> [EXERCISE BRIEF] Gather every line below where "signatories" appears.

----------

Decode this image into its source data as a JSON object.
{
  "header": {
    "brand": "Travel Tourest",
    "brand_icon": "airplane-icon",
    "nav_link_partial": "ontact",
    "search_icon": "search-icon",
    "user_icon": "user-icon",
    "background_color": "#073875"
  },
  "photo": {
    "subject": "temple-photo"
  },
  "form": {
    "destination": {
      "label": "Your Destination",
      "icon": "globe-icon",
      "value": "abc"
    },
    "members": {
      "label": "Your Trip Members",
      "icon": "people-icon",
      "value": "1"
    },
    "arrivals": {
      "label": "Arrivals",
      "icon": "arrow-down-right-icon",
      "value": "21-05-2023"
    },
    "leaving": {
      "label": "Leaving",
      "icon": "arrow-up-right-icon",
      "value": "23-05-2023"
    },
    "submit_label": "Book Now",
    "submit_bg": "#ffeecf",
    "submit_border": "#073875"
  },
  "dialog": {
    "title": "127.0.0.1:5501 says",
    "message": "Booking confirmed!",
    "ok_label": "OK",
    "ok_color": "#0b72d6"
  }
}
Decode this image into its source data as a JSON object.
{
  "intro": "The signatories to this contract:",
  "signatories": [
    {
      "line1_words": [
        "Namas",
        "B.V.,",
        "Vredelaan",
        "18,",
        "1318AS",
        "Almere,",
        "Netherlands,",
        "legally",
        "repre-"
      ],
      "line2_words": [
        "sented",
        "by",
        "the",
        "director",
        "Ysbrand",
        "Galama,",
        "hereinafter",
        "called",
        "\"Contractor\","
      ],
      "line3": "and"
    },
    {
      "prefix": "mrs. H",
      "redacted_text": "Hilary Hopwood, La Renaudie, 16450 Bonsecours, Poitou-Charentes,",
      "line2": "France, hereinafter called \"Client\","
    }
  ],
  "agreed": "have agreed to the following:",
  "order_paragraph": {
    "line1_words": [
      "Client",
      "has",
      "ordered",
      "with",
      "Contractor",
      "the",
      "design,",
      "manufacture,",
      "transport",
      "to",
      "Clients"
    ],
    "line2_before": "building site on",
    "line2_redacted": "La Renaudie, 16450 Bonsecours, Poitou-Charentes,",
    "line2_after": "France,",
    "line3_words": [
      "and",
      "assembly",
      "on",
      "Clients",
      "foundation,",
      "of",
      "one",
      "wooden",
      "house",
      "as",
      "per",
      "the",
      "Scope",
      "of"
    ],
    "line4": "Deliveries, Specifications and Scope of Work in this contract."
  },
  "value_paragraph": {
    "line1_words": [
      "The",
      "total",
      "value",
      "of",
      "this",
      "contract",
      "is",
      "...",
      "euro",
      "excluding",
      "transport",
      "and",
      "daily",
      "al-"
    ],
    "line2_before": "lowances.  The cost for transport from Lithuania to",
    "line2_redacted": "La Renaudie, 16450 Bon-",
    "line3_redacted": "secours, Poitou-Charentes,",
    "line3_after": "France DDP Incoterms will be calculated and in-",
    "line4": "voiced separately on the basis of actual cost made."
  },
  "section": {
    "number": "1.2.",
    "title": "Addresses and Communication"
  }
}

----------

> [SOLUTION FOR THIS TASK]
  "intro": "The signatories to this contract:",
  "signatories": [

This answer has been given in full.